There’s only a slim connection with pro wrestling, but this is a fun enough children’s book, though you might want to shop around on the price. The bulk of the story is about 11-year-old Archie who feels undersized after his friends and foes go through growth spurts. He then tries a range of tactics to both bulk up and improve his social standing, which backfire in a manner of amusing ways. The wrestling element comes in two par...

Superstar Series: The Ultimate Warrior by James Dixon
Review / July 8, 2019

[Post originally published in April 2014.) With the tragic death of Jim Helwig/Warrior this week, I thought I’d mention this title from the “History of Wrestling” series. Following on from titles dedicated to WWF video releases, Monday Night Raw and the Hart Foundation, it’s a complete set of reviews of every Warrior match available on tape (around 150 in total), transcripts of more than 100 promos, and a comprehensive look ...
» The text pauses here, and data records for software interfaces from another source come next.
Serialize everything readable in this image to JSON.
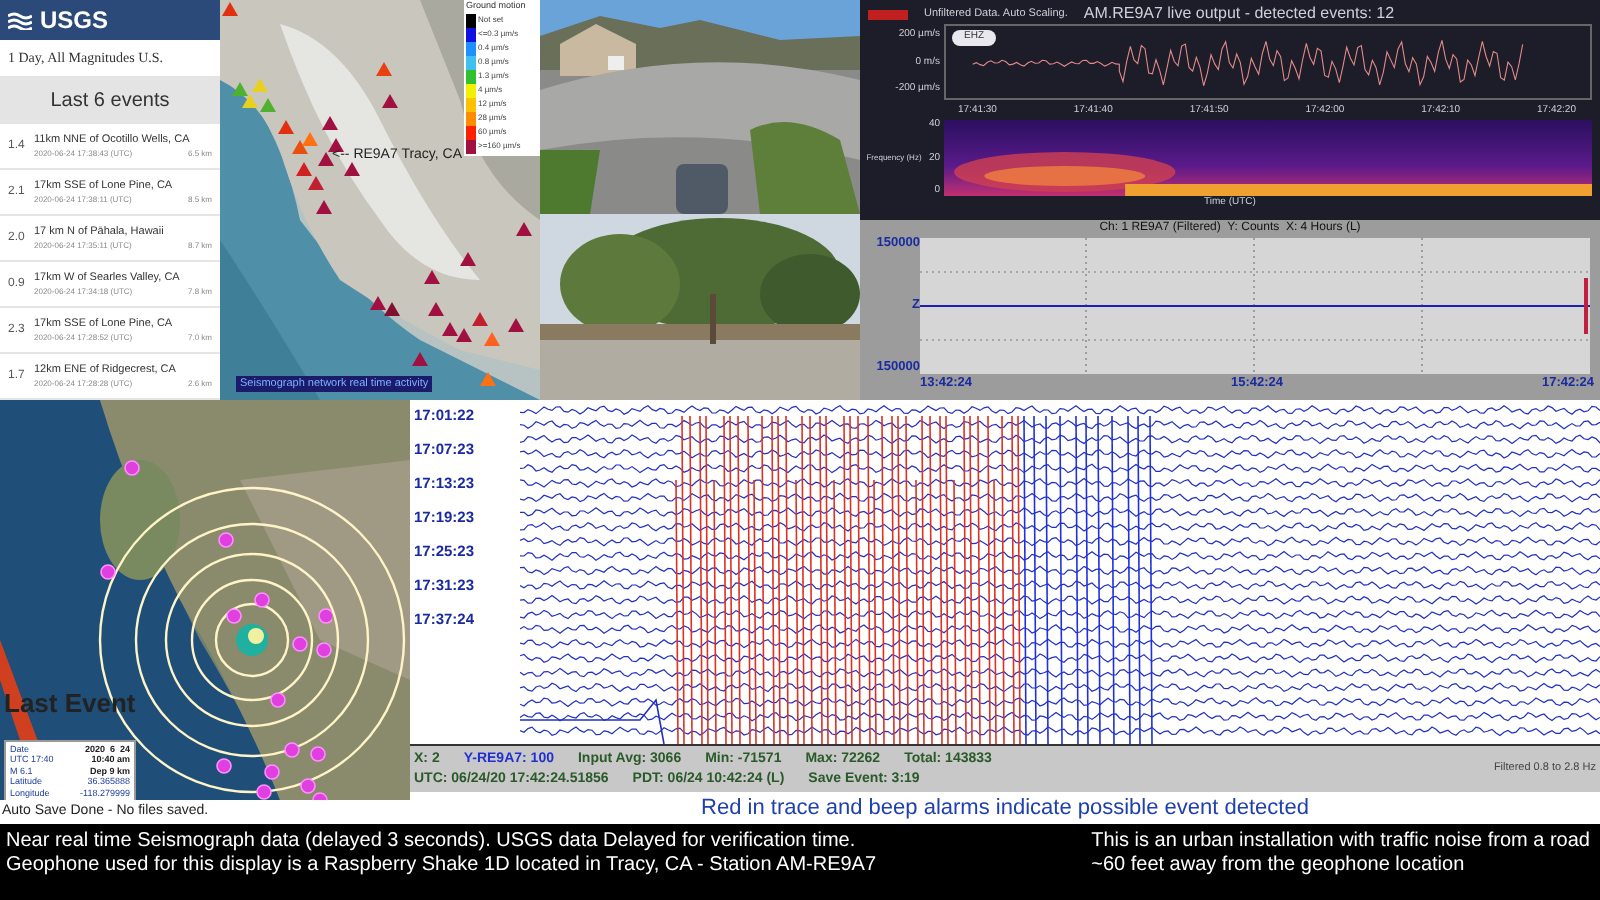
{
  "usgs": {
    "logo": "USGS",
    "title": "1 Day, All Magnitudes U.S.",
    "subtitle": "Last 6 events",
    "events": [
      {
        "mag": "1.4",
        "place": "11km NNE of Ocotillo Wells, CA",
        "time": "2020-06-24 17:38:43 (UTC)",
        "depth": "6.5 km"
      },
      {
        "mag": "2.1",
        "place": "17km SSE of Lone Pine, CA",
        "time": "2020-06-24 17:38:11 (UTC)",
        "depth": "8.5 km"
      },
      {
        "mag": "2.0",
        "place": "17 km N of Pāhala, Hawaii",
        "time": "2020-06-24 17:35:11 (UTC)",
        "depth": "8.7 km"
      },
      {
        "mag": "0.9",
        "place": "17km W of Searles Valley, CA",
        "time": "2020-06-24 17:34:18 (UTC)",
        "depth": "7.8 km"
      },
      {
        "mag": "2.3",
        "place": "17km SSE of Lone Pine, CA",
        "time": "2020-06-24 17:28:52 (UTC)",
        "depth": "7.0 km"
      },
      {
        "mag": "1.7",
        "place": "12km ENE of Ridgecrest, CA",
        "time": "2020-06-24 17:28:28 (UTC)",
        "depth": "2.6 km"
      }
    ]
  },
  "network_map": {
    "station_label": "<-- RE9A7 Tracy, CA",
    "caption": "Seismograph network real time activity",
    "legend": {
      "title": "Ground motion",
      "levels": [
        {
          "label": "Not set",
          "color": "#000000"
        },
        {
          "label": "<=0.3 µm/s",
          "color": "#1010e0"
        },
        {
          "label": "0.4 µm/s",
          "color": "#1e90ff"
        },
        {
          "label": "0.8 µm/s",
          "color": "#40c0f0"
        },
        {
          "label": "1.3 µm/s",
          "color": "#30c030"
        },
        {
          "label": "4 µm/s",
          "color": "#f0f000"
        },
        {
          "label": "12 µm/s",
          "color": "#ffc000"
        },
        {
          "label": "28 µm/s",
          "color": "#ff8c00"
        },
        {
          "label": "60 µm/s",
          "color": "#ff2000"
        },
        {
          "label": ">=160 µm/s",
          "color": "#a01040"
        }
      ]
    }
  },
  "live_output": {
    "mode": "Unfiltered Data. Auto Scaling.",
    "title": "AM.RE9A7 live output - detected events: 12",
    "channel": "EHZ",
    "yticks": [
      "200 µm/s",
      "0 m/s",
      "-200 µm/s"
    ],
    "xticks": [
      "17:41:30",
      "17:41:40",
      "17:41:50",
      "17:42:00",
      "17:42:10",
      "17:42:20"
    ],
    "spectrogram": {
      "ylabel": "Frequency (Hz)",
      "yticks": [
        "40",
        "20",
        "0"
      ],
      "xlabel": "Time (UTC)"
    }
  },
  "helicorder": {
    "title": "Ch: 1 RE9A7 (Filtered)  Y: Counts  X: 4 Hours (L)",
    "yticks": [
      "150000",
      "Z",
      "150000"
    ],
    "xticks": [
      "13:42:24",
      "15:42:24",
      "17:42:24"
    ]
  },
  "seismogram": {
    "row_times": [
      "17:01:22",
      "17:07:23",
      "17:13:23",
      "17:19:23",
      "17:25:23",
      "17:31:23",
      "17:37:24"
    ],
    "stats": [
      [
        "X: 2",
        "Y-RE9A7: 100",
        "Input Avg: 3066",
        "Min: -71571",
        "Max: 72262",
        "Total: 143833"
      ],
      [
        "UTC: 06/24/20 17:42:24.51856",
        "PDT: 06/24 10:42:24 (L)",
        "Save Event: 3:19"
      ]
    ],
    "filter": "Filtered 0.8 to 2.8 Hz",
    "alert": "Red in trace and beep alarms indicate possible event detected"
  },
  "last_event": {
    "heading": "Last Event",
    "rows": [
      [
        "Date",
        "2020  6  24"
      ],
      [
        "UTC 17:40",
        "10:40 am"
      ],
      [
        "M 6.1",
        "Dep 9 km"
      ],
      [
        "Latitude",
        "36.365888"
      ],
      [
        "Longitude",
        "-118.279999"
      ]
    ]
  },
  "status": "Auto Save Done - No files saved.",
  "footer": {
    "left": [
      "Near real time Seismograph data (delayed 3 seconds). USGS data Delayed for verification time.",
      "Geophone used for this display is a Raspberry Shake 1D located in Tracy, CA - Station AM-RE9A7"
    ],
    "right": [
      "This is an urban installation with traffic noise from a road",
      "~60 feet away from the geophone location"
    ]
  }
}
Tangled Ropes by Billy Graham
Review / July 5, 2019

One of the better WWE-authorised autobiographies, this appears to be a notably honest account, albeit one framed by the warm relationship Graham had with WWE at the time of its writing. As with the Blassie and Lawler books, this stands out not so much for the writing, although that’s perfectly fine thanks to ghostwriter Keith Elliot Greenberg. Instead the key is Graham having had a deep and varied career in multiple territories and th...

Tales From Wrescal Lane by Mick Foley & Jill Thompson
Review / July 4, 2019

For wrestling fans, this is the best of Foley’s range of childrens books, though that also means it may be somewhat dated for today’s kids. The story, told in rhyme, takes the stars of the Attitude era and pictures them as children growing up on the same street and getting into scrapes. It’s amusing enough stuff and largely in exaggerated character, with the only real insider gags being Foley continuing the digs at Al Snow from hi...

The Adrian Street Collection by Adrian Street
Review , Uncategorized / July 3, 2019

Chris Jericho’s autobiography has reached three volumes (so far.) Mick Foley is up to four. But Adrian Street — a man not short of experience nor verbiage — is up to seven. The volumes are: My Pink Gas Mask, which covers his years growing up in Wales, dreaming of one day becoming a pro wrestler. I Only Laugh When It Hurts, covering his moving to London and breaking into the independent scene. So Many Ways To Hurt You, covering hi...